- _Required work_: Each line of the data that mentions the string "background" needs to be identified and copied.

- _Material for the task_:
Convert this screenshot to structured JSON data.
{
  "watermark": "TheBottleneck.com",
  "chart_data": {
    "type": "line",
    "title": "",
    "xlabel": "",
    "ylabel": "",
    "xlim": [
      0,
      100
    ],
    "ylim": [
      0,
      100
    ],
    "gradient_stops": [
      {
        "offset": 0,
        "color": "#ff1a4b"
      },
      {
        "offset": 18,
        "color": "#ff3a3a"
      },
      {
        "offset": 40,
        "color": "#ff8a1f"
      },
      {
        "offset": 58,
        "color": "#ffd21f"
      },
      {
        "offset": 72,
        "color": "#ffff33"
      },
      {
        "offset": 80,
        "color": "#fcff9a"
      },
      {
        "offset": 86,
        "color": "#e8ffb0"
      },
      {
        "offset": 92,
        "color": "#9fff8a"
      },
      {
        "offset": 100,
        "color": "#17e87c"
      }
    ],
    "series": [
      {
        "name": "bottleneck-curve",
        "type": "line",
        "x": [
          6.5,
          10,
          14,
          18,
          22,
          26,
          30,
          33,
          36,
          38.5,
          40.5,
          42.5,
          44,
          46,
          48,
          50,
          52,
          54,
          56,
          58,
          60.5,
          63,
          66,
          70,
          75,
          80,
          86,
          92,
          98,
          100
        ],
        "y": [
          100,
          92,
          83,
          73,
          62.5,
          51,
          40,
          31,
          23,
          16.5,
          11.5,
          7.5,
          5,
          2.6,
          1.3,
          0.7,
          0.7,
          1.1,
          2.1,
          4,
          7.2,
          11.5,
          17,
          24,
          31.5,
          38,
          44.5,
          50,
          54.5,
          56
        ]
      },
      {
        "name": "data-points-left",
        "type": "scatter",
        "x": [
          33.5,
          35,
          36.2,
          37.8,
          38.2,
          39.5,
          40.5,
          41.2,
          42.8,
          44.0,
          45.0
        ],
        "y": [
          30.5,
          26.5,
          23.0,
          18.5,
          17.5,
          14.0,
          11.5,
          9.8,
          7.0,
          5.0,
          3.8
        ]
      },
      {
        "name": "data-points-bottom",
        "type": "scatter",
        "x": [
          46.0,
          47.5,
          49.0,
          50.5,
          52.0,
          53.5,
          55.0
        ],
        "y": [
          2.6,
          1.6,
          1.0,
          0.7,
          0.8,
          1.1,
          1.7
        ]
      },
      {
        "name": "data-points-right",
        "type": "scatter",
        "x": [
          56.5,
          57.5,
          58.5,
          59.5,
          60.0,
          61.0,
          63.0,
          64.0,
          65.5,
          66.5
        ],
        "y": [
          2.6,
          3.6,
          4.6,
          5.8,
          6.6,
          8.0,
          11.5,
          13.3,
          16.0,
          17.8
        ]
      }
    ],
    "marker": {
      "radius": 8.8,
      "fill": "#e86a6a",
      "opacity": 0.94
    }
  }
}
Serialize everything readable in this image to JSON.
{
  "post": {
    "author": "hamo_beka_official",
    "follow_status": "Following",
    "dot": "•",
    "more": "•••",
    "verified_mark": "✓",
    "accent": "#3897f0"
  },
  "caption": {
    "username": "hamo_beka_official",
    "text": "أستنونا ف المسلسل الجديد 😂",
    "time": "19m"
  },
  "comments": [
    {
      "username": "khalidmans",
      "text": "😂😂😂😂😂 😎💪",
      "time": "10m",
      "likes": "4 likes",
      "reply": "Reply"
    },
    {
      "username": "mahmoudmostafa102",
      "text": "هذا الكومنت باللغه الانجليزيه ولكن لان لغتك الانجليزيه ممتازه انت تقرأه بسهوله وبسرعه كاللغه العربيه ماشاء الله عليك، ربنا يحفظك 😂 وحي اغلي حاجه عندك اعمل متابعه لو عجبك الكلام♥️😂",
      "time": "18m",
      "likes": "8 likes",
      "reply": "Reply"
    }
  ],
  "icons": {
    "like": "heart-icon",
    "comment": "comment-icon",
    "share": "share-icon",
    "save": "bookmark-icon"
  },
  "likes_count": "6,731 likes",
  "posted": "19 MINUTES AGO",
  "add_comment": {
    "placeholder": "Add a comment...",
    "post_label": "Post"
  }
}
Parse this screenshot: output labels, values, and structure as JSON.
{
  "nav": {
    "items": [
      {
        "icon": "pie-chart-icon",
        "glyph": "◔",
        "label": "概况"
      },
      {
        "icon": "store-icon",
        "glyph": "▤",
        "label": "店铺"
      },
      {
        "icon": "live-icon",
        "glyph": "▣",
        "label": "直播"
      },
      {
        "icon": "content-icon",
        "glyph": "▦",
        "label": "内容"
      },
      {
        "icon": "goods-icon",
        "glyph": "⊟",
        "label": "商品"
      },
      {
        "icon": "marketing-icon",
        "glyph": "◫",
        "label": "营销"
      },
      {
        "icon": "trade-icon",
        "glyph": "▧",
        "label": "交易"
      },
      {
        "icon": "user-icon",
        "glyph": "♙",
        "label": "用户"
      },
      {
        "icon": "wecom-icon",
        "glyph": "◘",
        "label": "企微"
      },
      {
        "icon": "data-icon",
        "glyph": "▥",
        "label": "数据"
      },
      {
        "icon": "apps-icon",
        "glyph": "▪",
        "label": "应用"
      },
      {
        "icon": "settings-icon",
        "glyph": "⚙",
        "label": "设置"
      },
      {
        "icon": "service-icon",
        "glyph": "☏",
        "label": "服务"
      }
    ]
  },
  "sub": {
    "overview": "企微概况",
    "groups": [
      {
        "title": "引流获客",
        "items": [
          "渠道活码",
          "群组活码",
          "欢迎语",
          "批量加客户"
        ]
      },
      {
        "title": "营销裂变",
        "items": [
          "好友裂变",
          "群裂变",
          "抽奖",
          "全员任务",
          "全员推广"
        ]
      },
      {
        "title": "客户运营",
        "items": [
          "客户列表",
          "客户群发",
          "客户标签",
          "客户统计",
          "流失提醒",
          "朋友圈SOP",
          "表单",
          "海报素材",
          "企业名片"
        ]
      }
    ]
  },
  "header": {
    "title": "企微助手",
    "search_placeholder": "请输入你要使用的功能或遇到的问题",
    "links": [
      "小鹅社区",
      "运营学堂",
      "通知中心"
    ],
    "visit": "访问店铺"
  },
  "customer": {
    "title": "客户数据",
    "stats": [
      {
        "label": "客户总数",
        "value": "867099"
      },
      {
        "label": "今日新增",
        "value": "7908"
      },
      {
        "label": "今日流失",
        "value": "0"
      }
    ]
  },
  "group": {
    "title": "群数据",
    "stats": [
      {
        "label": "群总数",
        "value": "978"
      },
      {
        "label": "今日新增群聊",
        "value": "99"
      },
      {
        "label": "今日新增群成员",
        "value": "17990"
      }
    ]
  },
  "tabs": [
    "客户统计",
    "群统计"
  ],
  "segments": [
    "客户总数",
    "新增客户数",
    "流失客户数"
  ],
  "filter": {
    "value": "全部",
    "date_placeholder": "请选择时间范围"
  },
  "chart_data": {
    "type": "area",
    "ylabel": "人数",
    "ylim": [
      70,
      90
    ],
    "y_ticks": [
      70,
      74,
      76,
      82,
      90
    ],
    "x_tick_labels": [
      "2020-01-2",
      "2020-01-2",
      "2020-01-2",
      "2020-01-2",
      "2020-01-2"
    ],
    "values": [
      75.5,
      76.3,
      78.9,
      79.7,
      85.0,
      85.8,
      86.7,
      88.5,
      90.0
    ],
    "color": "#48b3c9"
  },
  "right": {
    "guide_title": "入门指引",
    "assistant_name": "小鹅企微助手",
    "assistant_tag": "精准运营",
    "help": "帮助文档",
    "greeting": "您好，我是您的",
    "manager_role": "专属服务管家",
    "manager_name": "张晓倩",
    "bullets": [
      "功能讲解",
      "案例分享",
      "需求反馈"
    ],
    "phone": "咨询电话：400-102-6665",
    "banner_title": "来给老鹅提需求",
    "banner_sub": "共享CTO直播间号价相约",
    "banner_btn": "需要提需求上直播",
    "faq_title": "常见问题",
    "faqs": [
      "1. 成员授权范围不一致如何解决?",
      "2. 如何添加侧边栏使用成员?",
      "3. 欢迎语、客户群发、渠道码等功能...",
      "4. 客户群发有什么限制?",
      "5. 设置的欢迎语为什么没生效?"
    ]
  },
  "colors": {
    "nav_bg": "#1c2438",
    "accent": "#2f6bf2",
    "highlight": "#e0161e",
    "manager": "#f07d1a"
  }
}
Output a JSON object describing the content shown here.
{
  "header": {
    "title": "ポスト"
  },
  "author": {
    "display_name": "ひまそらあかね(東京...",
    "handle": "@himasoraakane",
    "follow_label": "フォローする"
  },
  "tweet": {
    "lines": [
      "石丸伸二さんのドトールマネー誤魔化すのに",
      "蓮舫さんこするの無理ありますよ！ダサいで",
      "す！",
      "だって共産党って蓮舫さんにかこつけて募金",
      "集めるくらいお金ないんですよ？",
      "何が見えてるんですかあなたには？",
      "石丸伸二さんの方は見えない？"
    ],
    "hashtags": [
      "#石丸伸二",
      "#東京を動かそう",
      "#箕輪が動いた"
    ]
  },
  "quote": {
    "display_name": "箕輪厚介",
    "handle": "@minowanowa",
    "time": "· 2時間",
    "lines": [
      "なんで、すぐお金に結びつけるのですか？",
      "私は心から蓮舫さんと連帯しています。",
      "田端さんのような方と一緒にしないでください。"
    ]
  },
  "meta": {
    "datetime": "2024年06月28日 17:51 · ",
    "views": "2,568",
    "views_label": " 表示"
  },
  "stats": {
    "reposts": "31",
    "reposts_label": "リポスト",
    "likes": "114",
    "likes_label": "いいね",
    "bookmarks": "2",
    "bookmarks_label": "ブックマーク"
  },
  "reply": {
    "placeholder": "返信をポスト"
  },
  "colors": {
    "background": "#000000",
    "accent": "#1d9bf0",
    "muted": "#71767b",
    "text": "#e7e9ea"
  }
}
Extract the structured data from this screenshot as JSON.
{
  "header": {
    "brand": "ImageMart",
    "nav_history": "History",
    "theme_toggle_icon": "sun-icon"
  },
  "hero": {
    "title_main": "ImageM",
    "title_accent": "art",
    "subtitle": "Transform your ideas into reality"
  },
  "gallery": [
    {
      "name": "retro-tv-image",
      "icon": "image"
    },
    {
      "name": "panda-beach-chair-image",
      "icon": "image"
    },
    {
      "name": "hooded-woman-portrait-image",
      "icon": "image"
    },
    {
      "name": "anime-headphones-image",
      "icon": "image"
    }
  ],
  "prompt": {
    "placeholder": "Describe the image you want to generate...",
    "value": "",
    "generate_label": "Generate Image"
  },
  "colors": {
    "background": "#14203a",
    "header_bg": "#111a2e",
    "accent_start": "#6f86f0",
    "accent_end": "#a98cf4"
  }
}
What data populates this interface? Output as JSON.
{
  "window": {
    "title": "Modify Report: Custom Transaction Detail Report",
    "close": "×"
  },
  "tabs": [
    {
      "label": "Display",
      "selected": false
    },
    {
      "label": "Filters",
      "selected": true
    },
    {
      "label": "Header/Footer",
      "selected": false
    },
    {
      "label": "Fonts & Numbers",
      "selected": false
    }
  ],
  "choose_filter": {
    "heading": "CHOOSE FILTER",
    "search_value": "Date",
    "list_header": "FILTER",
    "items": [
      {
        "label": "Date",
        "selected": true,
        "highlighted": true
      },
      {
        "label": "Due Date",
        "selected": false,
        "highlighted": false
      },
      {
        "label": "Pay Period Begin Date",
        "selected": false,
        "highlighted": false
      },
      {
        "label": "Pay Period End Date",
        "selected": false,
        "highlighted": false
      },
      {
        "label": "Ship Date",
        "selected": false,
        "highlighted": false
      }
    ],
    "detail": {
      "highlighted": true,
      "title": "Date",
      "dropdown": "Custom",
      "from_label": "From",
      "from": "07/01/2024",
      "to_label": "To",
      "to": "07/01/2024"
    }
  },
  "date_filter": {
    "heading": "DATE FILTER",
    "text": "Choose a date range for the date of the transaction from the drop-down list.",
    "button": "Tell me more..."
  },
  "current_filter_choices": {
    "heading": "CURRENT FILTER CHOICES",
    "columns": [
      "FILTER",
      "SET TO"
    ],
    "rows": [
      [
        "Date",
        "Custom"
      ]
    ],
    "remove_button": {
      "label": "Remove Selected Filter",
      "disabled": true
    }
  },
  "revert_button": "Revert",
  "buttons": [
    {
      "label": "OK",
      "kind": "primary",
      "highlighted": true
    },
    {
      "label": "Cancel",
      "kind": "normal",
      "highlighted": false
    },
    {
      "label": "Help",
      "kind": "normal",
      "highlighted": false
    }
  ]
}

- _Solution for this task_:
    "background": "#000000",
    "background": "#14203a",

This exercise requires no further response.